Pace PRD900

My wife was complaining again. (She likes to keep in practice).
"It won't record. The timer is stupid." I agreed to take our PRD900 to the workshop, later, to test it but she wanted it done NOW.
"And if it DOES record it plays the wrong program with a flashing clock or else just a blue screen."
Well, I hate to admit it, but she was right. I tried setting a number of timed events and the results were somewhat random to say the least. Sometimes it remained on the wrong channel but flashed a clock symbol on the screen and a "t" on the LED display indefinitely until manually cancelled by pressing "F" then "Standby". Sometimes it seemed to change channel but left a blue screen as if the desired frequency had been overshot and lay outside the "capture range" of the phase lock loop system associated with the "Nicky" I.C., U9.
I fixed this particular fault by pressing "F" with the LNB menu displayed so the AFC was disabled. Then it was simply a matter of retuning a few channels manually to remove "sparklies". I measured all the power supply voltages and checked the ESR of all the capacitors around the power supply. Everything was perfect. However, the timer function was still erratic so I replaced the microcontroller, U2, and that cured the problem. I have never known a micro to develop a fault like this and I doubt if I ever will again. It's extremely unusual, but my wife thinks it's typical.

Nokia ACU8152 dish positioner

I love decorators! Mr Winstanton is a typical satellite enthusiast. He has an enormous motorised dish, a Nokia receiver and an Antenna Control Unit (or 'positioner' as we call it). Nokia equipment is generally very reliable but Mr Winstanton had "had the decorators in" while he was at work. He hadn't considered labelling his cable connections so, upon his return, he found that the decorators had disconnected everything and left him to sort out the mess.
Apparently, he stuck wires into connectors in a random fashion and the result was a non-working positioner. It would send the dish East or West with a few jerks then stop. Normally I turn away anything associated with motorised systems because the customer always wants me to spend four hours reinstalling the system for no wages. On this occasion, however, Mr Winstanton had brought a local installer along so I knew I wouldn't be lumbered.
There was a screw missing from the ACU8152 and the customer saw my worried look.
"Oh, Wossname up Church street had a quick look but he couldn't find anything."
I agreed. He clearly couldn't find all of the screws either! Luckily, the printed circuit board did not appear to have been touched.
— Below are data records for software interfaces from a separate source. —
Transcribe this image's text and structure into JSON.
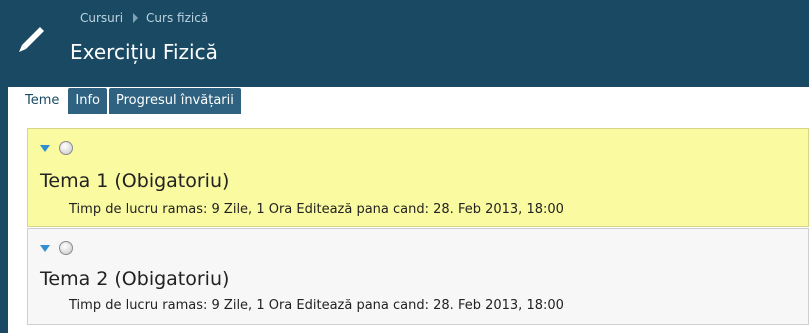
{
  "breadcrumb": [
    "Cursuri",
    "Curs fizică"
  ],
  "title": "Exercițiu Fizică",
  "tabs": [
    {
      "label": "Teme",
      "active": true
    },
    {
      "label": "Info",
      "active": false
    },
    {
      "label": "Progresul învățarii",
      "active": false
    }
  ],
  "topics": [
    {
      "title": "Tema 1 (Obigatoriu)",
      "meta": "Timp de lucru ramas: 9 Zile, 1 Ora  Editează pana cand: 28. Feb 2013, 18:00",
      "highlighted": true
    },
    {
      "title": "Tema 2 (Obigatoriu)",
      "meta": "Timp de lucru ramas: 9 Zile, 1 Ora  Editează pana cand: 28. Feb 2013, 18:00",
      "highlighted": false
    }
  ],
  "colors": {
    "header": "#1a4a63",
    "highlight": "#fafaa0",
    "accent": "#2f8fd0"
  },
  "icons": {
    "app": "pencil-icon",
    "expand": "triangle-down-icon",
    "status": "status-circle-icon"
  }
}
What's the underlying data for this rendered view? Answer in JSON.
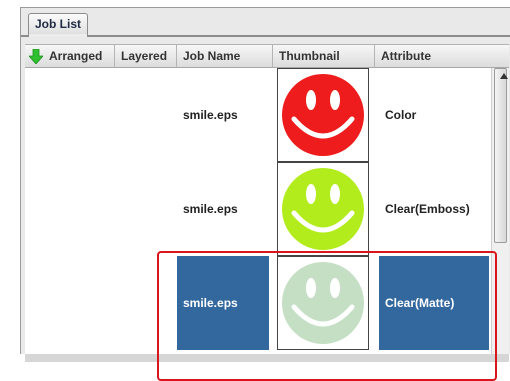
{
  "tab": {
    "label": "Job List"
  },
  "columns": [
    "Arranged",
    "Layered",
    "Job Name",
    "Thumbnail",
    "Attribute"
  ],
  "rows": [
    {
      "job_name": "smile.eps",
      "attribute": "Color",
      "thumb_color": "#ee1c1c",
      "selected": false
    },
    {
      "job_name": "smile.eps",
      "attribute": "Clear(Emboss)",
      "thumb_color": "#b3ec1c",
      "selected": false
    },
    {
      "job_name": "smile.eps",
      "attribute": "Clear(Matte)",
      "thumb_color": "#c4dfc4",
      "selected": true
    }
  ],
  "colors": {
    "selection": "#33689f",
    "highlight_frame": "#d9161c",
    "sort_arrow": "#2fc02f"
  },
  "icons": {
    "sort": "green-down-arrow-icon",
    "thumbnail": "smiley-face-icon"
  }
}
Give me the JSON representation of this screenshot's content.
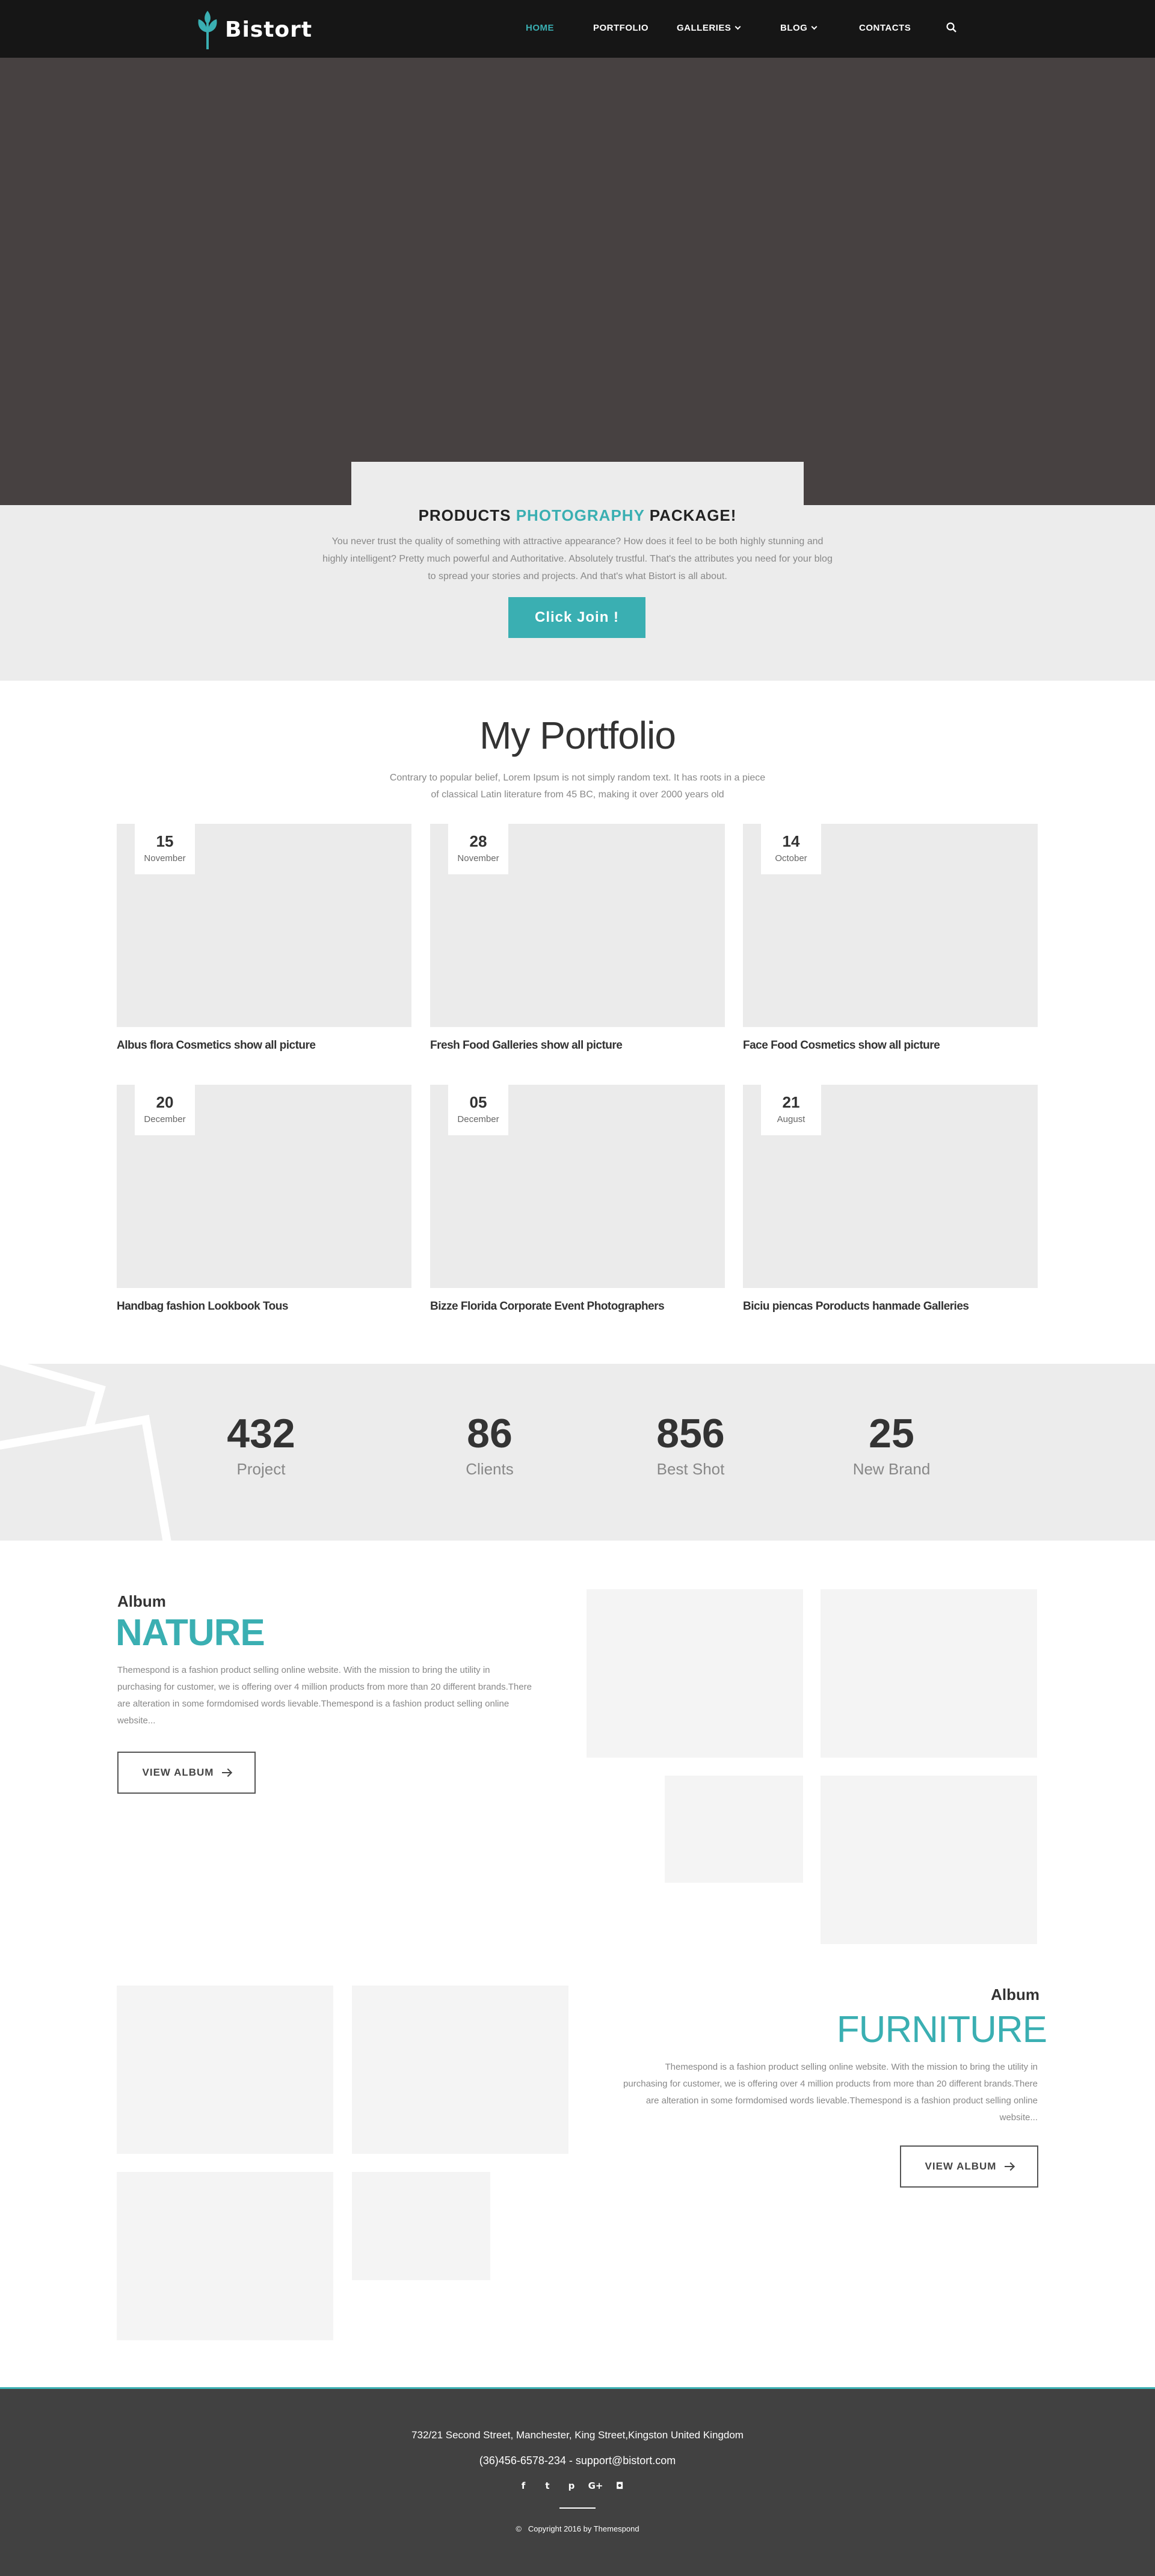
{
  "brand": {
    "name": "Bistort",
    "accent": "#3aafb2"
  },
  "nav": {
    "home": "HOME",
    "portfolio": "PORTFOLIO",
    "galleries": "GALLERIES",
    "blog": "BLOG",
    "contacts": "CONTACTS",
    "search_icon": "search-icon"
  },
  "hero": {
    "slides": 3,
    "active_slide": 3
  },
  "package": {
    "title_pre": "PRODUCTS",
    "title_accent": "PHOTOGRAPHY",
    "title_post": "PACKAGE!",
    "text_line1": "You never trust the quality of something with attractive appearance? How does it feel to be both highly stunning and",
    "text_line2": "highly intelligent? Pretty much powerful and Authoritative. Absolutely trustful. That's the attributes you need for your blog",
    "text_line3": "to spread your stories and projects. And that's what Bistort is all about.",
    "button": "Click Join !"
  },
  "portfolio": {
    "title": "My Portfolio",
    "sub_line1": "Contrary to popular belief, Lorem Ipsum is not simply random text. It has roots in a piece",
    "sub_line2": "of classical Latin literature from 45 BC, making it over 2000 years old",
    "items": [
      {
        "day": "15",
        "month": "November",
        "title": "Albus flora Cosmetics show all picture"
      },
      {
        "day": "28",
        "month": "November",
        "title": "Fresh Food Galleries show all picture"
      },
      {
        "day": "14",
        "month": "October",
        "title": "Face Food Cosmetics show all picture"
      },
      {
        "day": "20",
        "month": "December",
        "title": "Handbag fashion Lookbook Tous"
      },
      {
        "day": "05",
        "month": "December",
        "title": "Bizze Florida Corporate Event Photographers"
      },
      {
        "day": "21",
        "month": "August",
        "title": "Biciu piencas Poroducts hanmade Galleries"
      }
    ]
  },
  "counters": [
    {
      "value": "432",
      "label": "Project"
    },
    {
      "value": "86",
      "label": "Clients"
    },
    {
      "value": "856",
      "label": "Best Shot"
    },
    {
      "value": "25",
      "label": "New Brand"
    }
  ],
  "album_nature": {
    "label": "Album",
    "name": "NATURE",
    "line1": "Themespond is a fashion product selling online website. With the mission to bring the utility in",
    "line2": "purchasing for customer, we is offering over 4 million products from more than 20 different brands.There",
    "line3": "are alteration in some formdomised words lievable.Themespond is a fashion product selling online",
    "line4": "website...",
    "button": "VIEW ALBUM"
  },
  "album_furniture": {
    "label": "Album",
    "name": "FURNITURE",
    "line1": "Themespond is a fashion product selling online website. With the mission to bring the utility in",
    "line2": "purchasing for customer, we is offering over 4 million products from more than 20 different brands.There",
    "line3": "are alteration in some formdomised words lievable.Themespond is a fashion product selling online",
    "line4": "website...",
    "button": "VIEW ALBUM"
  },
  "footer": {
    "address": "732/21 Second Street, Manchester, King Street,Kingston United Kingdom",
    "contact": "(36)456-6578-234  -  support@bistort.com",
    "social": {
      "facebook": "f",
      "twitter": "t",
      "pinterest": "p",
      "googleplus": "G+",
      "instagram": "◘"
    },
    "copyright": "Copyright 2016 by Themespond",
    "copyright_symbol": "©"
  }
}
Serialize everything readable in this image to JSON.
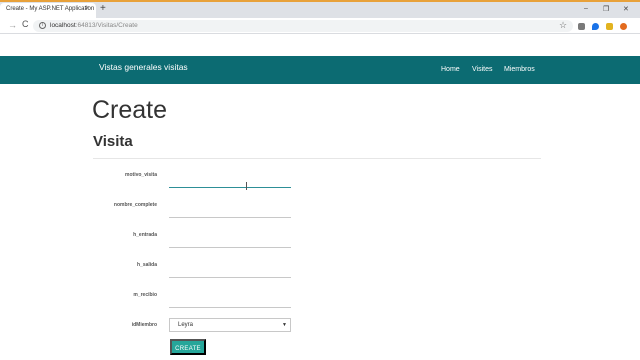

I inspected the pulse input protection circuit which comprises two 6v8 zeners, DA27 and DA27, and two low-resistance 10uH inductors, LA05 and LA05. Of these, LA05 was clearly burned and DA28 was discoloured. My ESR meter indicated that they were both short circuit. I confirmed this with a multimeter after removing both components. It seemed that somebody (I glanced at my customer) had connected the wires wrongly!
Replacement of the faulty parts appeared to be all that was required. The installer confirmed that the repair had been successful when we met in the "Lion and Swan" that evening. I charged him two pints and a tenner. That must have been too cheap because he grinned.